Work task. Some lines in the entries contain the word "name". Copy all of them.

*** Opening Supplied data ***

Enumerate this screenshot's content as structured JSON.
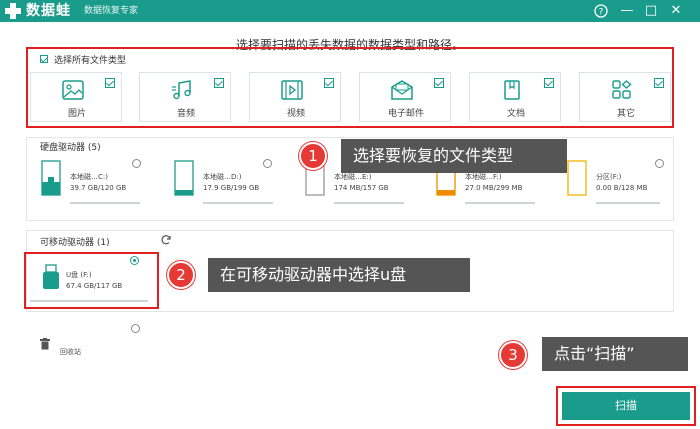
{
  "app": {
    "name": "数据蛙",
    "subtitle": "数据恢复专家",
    "help_icon": "help-circle-icon",
    "min_symbol": "—",
    "max_symbol": "□",
    "close_symbol": "✕"
  },
  "instruction": "选择要扫描的丢失数据的数据类型和路径。",
  "file_types": {
    "select_all_label": "选择所有文件类型",
    "items": [
      {
        "label": "图片",
        "icon": "image-icon"
      },
      {
        "label": "音频",
        "icon": "music-icon"
      },
      {
        "label": "视频",
        "icon": "video-icon"
      },
      {
        "label": "电子邮件",
        "icon": "email-icon"
      },
      {
        "label": "文档",
        "icon": "document-icon"
      },
      {
        "label": "其它",
        "icon": "other-icon"
      }
    ]
  },
  "hard_drives": {
    "title": "硬盘驱动器 (5)",
    "items": [
      {
        "name": "本地磁…C:)",
        "size": "39.7 GB/120 GB"
      },
      {
        "name": "本地磁…D:)",
        "size": "17.9 GB/199 GB"
      },
      {
        "name": "本地磁…E:)",
        "size": "174 MB/157 GB"
      },
      {
        "name": "本地磁…F:)",
        "size": "27.0 MB/299 MB"
      },
      {
        "name": "分区(F:)",
        "size": "0.00  B/128 MB"
      }
    ]
  },
  "removable": {
    "title": "可移动驱动器 (1)",
    "items": [
      {
        "name": "U盘 (F:)",
        "size": "67.4 GB/117 GB"
      }
    ]
  },
  "other": {
    "recycle_bin_label": "回收站"
  },
  "callouts": [
    {
      "number": "1",
      "text": "选择要恢复的文件类型"
    },
    {
      "number": "2",
      "text": "在可移动驱动器中选择u盘"
    },
    {
      "number": "3",
      "text": "点击“扫描”"
    }
  ],
  "scan_button_label": "扫描",
  "colors": {
    "accent": "#1a9c8c",
    "highlight": "#e02020",
    "callout_bg": "#555555"
  }
}
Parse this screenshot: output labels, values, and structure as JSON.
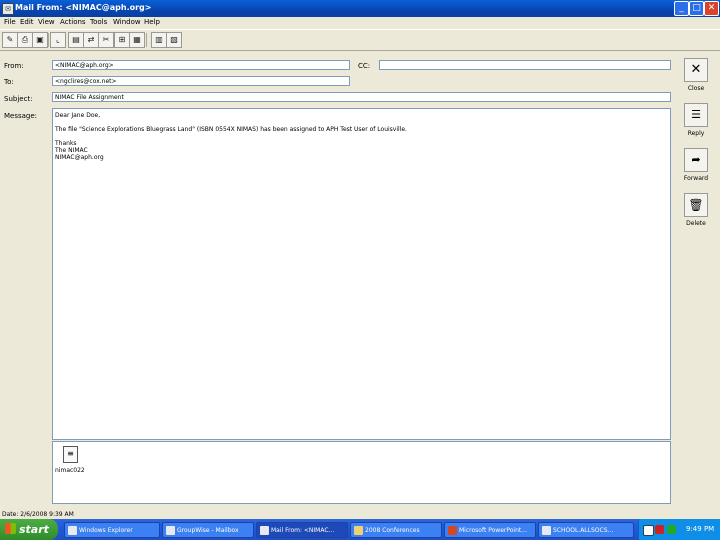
{
  "window": {
    "title": "Mail From: <NIMAC@aph.org>"
  },
  "menu": [
    "File",
    "Edit",
    "View",
    "Actions",
    "Tools",
    "Window",
    "Help"
  ],
  "form": {
    "from_label": "From:",
    "from_value": "<NIMAC@aph.org>",
    "cc_label": "CC:",
    "cc_value": "",
    "to_label": "To:",
    "to_value": "<ngclires@cox.net>",
    "subject_label": "Subject:",
    "subject_value": "NIMAC File Assignment",
    "message_label": "Message:"
  },
  "message": {
    "greeting": "Dear Jane Doe,",
    "body": "The file \"Science Explorations Bluegrass Land\" (ISBN 0554X NIMAS) has been assigned to APH Test User of Louisville.",
    "thanks": "Thanks",
    "sign1": "The NIMAC",
    "sign2": "NIMAC@aph.org"
  },
  "attachment": {
    "name": "nimac022"
  },
  "side_buttons": {
    "close": "Close",
    "reply": "Reply",
    "forward": "Forward",
    "delete": "Delete"
  },
  "status": {
    "date": "Date: 2/6/2008 9:39 AM"
  },
  "taskbar": {
    "start": "start",
    "tasks": [
      "Windows Explorer",
      "GroupWise - Mailbox",
      "Mail From: <NIMAC...",
      "2008 Conferences",
      "Microsoft PowerPoint...",
      "SCHOOL.ALLSOCS..."
    ],
    "clock": "9:49 PM"
  },
  "colors": {
    "titlebar": "#0846b0",
    "start_button": "#3a9a34",
    "taskbar": "#245edb",
    "tray": "#0f8ee8"
  }
}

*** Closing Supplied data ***

Exercise solution.
    "name": "数据蛙",
        "name": "本地磁…C:)",
        "name": "本地磁…D:)",
        "name": "本地磁…E:)",
        "name": "本地磁…F:)",
        "name": "分区(F:)",
        "name": "U盘 (F:)",
    "name": "nimac022"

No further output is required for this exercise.